‘She’s only the world No.1,’ someone quipped.
She’s also the defending champion. And, while all eyes in Melbourne may be firmly swivelled towards Serena Williams and Maria Sharapova, Azarenka is clinging onto her place at the top defiantly. Disregard me at your peril, is her message, a message hammered home by her impressive 7-5 6-1 defeat of Svetlana Kuznetsova to reach the semifinals.
Kuznetsova, the former US and French Open champion, is such a mercurial talent that she really can go one way or t’other. Jaw-droppingly brilliant or head-bangingly bad. But, with her impressive run through the draw so far, her composed dismissal of Caroline Wozniacki in the fourth round one of the highlights, the mutterings in the media centre were that Azarenka’s Australian Open could be up.
Prediction turned to realism as Kuznetsova started confidently, breaking the Azarenka serve after 10 deuces, and building to a 4-1 advantage. The numbers were not in her favour – she and Azarenka were level on 11 winners, and she out-weighed her in unforced errors, but the world No.75 was ahead.
Not for long. Finding her time in the crucial seventh game of the set, Azarenka broke back, finally converting her third break point, and then broke again as Kuznetsova’s error count climbed to 28.
Serving out the first set 7-5 after a whopping 77 minutes, the world No.1 marched to her chair with purpose.
“I think we were both producing good tennis,” Azarenka said. “But I felt like she was a little bit on top of me on the important moments. Then I turned it around and I took control in my hands and it was more up to me. I felt like was a turning point mentally and physically.”
How would Kuznetsova react? Dig her heels in, cut down her errors, and take the net away from the Belarusian? Or get drawn into baseline battling with one of the best in the business.
She tried the former, but it ended up being the latter. Azarenka broke serve to start, and then put her relentless hat on. Breaking serve again just as Kuznetsova thought she might hold, going over on her recently recovered ankle at one point, the top seed then tore through her own service game, leading the set 5-1 after just 27 minutes.

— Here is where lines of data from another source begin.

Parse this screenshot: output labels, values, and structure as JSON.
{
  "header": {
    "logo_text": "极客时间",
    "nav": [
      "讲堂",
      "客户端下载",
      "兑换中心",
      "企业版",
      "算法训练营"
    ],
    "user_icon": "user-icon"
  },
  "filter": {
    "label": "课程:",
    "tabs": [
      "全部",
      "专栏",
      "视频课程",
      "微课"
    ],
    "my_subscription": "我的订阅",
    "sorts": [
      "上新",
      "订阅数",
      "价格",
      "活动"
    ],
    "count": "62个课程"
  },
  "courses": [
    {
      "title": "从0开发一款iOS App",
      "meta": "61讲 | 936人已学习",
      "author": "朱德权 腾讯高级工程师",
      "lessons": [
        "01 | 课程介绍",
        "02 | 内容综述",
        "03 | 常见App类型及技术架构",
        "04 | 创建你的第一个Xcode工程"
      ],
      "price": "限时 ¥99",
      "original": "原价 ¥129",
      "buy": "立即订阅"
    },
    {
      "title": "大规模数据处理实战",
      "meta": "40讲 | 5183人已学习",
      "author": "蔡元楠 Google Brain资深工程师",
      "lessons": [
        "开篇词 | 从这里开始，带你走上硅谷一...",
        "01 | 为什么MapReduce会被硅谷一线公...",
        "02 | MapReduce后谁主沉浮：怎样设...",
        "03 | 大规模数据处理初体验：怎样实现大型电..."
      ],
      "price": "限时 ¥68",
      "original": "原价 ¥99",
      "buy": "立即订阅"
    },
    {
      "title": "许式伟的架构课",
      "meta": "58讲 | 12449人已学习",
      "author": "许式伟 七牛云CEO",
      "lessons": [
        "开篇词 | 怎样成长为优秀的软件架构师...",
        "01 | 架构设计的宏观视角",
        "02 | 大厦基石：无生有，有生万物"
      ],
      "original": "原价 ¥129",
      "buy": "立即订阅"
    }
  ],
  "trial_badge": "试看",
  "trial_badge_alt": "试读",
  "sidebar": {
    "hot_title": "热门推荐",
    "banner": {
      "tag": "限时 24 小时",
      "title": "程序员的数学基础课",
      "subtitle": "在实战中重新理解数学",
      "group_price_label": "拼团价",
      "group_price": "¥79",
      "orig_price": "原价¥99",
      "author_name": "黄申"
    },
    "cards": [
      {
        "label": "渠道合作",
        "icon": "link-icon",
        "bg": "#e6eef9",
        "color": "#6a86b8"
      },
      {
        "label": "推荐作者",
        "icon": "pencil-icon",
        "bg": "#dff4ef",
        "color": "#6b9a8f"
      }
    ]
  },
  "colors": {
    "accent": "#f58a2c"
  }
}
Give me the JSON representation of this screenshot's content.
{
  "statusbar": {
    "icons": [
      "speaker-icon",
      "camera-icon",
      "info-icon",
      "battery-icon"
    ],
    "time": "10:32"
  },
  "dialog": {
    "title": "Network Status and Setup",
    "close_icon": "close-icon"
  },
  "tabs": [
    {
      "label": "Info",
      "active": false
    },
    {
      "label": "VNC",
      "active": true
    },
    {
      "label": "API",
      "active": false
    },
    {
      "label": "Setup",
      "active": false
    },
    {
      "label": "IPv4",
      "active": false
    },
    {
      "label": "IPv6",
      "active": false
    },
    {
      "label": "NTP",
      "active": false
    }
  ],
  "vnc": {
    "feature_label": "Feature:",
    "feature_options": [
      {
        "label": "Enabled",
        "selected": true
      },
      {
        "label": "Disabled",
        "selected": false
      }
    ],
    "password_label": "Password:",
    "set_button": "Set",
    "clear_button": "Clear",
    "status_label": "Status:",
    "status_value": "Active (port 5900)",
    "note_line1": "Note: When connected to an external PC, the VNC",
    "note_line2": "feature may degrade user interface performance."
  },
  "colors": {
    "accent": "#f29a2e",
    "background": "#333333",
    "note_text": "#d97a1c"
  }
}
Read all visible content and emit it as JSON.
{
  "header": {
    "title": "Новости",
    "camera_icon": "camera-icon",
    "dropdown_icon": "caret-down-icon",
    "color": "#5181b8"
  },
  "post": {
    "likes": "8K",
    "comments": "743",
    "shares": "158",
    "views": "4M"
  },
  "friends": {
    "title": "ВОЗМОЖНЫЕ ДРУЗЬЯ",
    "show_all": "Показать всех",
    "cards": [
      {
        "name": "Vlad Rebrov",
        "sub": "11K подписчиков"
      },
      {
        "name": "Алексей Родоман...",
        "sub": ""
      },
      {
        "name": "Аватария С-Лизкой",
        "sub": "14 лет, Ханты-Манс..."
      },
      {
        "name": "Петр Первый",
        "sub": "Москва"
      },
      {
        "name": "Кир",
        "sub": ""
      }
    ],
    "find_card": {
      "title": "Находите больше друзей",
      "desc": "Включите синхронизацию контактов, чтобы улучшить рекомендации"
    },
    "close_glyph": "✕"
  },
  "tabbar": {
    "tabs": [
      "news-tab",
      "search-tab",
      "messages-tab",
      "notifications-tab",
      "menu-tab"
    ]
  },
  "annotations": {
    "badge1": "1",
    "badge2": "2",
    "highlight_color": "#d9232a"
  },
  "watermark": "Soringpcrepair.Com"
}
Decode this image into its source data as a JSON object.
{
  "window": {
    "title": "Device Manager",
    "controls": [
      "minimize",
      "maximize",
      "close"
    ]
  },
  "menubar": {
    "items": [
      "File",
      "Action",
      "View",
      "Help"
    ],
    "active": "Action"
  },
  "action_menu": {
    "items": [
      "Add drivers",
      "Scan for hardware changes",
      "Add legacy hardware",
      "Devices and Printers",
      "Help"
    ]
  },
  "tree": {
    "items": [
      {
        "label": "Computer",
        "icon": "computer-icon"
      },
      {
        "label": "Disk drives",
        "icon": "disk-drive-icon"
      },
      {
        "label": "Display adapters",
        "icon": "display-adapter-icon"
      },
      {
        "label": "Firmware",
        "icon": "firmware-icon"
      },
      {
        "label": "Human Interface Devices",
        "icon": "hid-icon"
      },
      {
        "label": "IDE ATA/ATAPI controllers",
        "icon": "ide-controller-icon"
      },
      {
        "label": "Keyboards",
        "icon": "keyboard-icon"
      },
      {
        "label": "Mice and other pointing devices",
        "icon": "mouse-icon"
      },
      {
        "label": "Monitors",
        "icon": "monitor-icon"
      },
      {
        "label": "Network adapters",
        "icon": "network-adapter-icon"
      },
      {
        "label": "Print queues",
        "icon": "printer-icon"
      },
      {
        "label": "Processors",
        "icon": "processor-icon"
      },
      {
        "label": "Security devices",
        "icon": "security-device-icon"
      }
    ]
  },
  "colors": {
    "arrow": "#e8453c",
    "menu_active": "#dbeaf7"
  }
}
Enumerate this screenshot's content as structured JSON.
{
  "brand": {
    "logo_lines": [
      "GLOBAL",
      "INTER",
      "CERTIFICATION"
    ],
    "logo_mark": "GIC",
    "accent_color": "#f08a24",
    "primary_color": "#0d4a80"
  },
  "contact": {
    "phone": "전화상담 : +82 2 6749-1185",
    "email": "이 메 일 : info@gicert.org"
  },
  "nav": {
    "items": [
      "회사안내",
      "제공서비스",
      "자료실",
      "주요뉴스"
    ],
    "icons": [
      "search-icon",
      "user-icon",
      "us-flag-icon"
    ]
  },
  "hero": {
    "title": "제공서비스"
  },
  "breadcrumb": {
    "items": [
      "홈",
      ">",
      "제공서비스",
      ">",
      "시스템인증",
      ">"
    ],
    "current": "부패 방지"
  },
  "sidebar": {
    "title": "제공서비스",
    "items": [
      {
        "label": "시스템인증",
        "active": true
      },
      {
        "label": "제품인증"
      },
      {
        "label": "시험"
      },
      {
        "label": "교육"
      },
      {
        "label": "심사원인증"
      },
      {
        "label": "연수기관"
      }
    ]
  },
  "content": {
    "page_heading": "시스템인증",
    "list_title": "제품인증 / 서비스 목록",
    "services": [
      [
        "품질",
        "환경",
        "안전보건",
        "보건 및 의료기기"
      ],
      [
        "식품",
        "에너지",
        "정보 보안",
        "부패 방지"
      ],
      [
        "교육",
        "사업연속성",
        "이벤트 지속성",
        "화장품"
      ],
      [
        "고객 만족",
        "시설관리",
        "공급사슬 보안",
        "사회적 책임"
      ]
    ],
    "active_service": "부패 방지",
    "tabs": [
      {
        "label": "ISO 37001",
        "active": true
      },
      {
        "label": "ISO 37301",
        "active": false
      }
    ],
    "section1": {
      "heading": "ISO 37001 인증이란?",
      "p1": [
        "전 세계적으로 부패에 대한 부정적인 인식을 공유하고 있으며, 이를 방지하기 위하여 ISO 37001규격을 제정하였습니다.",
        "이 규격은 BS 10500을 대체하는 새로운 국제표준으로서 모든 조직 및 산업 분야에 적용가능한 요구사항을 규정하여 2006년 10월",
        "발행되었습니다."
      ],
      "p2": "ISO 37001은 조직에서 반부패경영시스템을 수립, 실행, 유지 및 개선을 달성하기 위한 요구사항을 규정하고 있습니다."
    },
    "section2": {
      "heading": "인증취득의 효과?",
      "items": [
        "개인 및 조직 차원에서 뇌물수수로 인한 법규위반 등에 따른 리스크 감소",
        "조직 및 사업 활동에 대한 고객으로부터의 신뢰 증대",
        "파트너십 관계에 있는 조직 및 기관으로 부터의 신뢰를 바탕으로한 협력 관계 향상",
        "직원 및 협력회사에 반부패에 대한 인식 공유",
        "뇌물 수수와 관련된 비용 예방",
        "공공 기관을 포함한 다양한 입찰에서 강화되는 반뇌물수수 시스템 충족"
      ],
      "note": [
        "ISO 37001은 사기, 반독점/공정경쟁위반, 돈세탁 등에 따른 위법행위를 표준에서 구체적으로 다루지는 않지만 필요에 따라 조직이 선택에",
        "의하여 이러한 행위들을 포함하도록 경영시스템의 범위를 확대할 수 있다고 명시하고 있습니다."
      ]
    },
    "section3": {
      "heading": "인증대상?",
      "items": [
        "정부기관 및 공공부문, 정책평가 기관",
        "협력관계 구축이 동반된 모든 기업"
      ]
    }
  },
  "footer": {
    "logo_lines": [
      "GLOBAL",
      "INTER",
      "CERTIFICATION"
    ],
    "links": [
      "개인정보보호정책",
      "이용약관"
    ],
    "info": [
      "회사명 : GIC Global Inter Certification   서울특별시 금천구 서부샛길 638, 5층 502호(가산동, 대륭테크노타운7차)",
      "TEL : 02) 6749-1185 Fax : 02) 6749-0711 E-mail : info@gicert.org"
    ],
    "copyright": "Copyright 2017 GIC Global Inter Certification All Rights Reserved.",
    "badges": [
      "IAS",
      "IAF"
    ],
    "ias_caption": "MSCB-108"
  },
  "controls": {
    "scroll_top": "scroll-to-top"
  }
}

There were just six more points. Serving at 15-40, Kuznetsova punted her forehand long, and Azarenka yelled her delight.
“I think you cannot expect to have your best tennis on every single point, on every single game,” Azarenka said. “But it’s important to know that when you need it, it’s there and you can rely on it. That’s what gives you confidence.”
Unforced errors aside, Kuznetsova will leave Melbourne safe in the knowledge that she can still shuffle with the best, likely to rise back inside the world’s top 50.
“I feel like I have game,” Kuznetsova said. “I can play. But I feel I need to improve my fitness, my consistency, the serve.
“I had to play with a top player, one of the best players at the moment. These matches, you got to play very consistent. This is what for the moment kills me after my break, is my consistency. And I didn’t serve well. That’s why I lost the match.”
Azarenka meanwhile knows she will need to raise her game again for her next encounter. Only she can shed light on how it felt to serve for the US Open title, the glittering trophy sitting on the table in her field of vision, only for Serena Williams to ruthlessly spoil her party.
“It would be silly to say I’m not excited, I’m not nervous,” Azarenka said. “Everybody has emotions. It’s just a matter how well you can control them for you to feel good before you go on court or when you’re on the court.”
If they meet again on Thursday, as seems all too likely, will Azarenka find herself beaten before she’s even started? Or, could the memories of New York be the fire in the belly she needs to finally show Serena who’s on top.
“For me it’s important to just take it match by match. I’m here to win the title.”